Copy out every line of the data where the word "Predynastic" is found.
**** PROVIDED INFORMATION ****
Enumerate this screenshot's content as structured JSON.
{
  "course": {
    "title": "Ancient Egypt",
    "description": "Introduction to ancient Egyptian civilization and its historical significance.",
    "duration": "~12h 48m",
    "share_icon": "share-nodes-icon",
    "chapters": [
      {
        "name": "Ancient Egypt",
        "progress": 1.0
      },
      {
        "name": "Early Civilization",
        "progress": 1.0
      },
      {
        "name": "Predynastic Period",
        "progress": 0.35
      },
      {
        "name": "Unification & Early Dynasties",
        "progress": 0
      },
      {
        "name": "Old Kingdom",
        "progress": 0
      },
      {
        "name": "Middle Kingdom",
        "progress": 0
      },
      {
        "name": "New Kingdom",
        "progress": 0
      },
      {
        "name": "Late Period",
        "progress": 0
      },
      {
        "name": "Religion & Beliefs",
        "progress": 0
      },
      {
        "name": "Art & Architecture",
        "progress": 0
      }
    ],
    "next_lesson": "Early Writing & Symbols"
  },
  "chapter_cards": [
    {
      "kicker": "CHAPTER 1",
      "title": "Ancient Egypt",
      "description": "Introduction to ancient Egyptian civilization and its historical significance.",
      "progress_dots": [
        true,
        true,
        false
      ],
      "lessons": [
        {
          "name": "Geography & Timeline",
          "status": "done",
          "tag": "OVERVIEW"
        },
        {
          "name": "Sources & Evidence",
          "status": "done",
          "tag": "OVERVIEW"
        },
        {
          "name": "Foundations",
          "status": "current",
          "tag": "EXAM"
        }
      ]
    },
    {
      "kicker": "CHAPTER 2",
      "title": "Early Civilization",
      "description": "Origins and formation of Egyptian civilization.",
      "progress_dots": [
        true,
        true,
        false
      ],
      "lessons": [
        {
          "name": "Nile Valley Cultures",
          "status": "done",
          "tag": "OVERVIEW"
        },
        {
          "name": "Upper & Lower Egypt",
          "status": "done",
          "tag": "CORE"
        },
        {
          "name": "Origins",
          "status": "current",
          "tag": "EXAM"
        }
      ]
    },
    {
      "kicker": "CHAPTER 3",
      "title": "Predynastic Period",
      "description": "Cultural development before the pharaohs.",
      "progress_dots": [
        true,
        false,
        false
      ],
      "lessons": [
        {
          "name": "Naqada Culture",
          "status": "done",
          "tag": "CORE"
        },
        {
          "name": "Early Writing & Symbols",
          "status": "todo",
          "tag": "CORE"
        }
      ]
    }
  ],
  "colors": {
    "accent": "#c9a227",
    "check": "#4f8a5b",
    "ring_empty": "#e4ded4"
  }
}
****
§ **WRITTEN RESPONSE**:
        "name": "Predynastic Period",
      "title": "Predynastic Period",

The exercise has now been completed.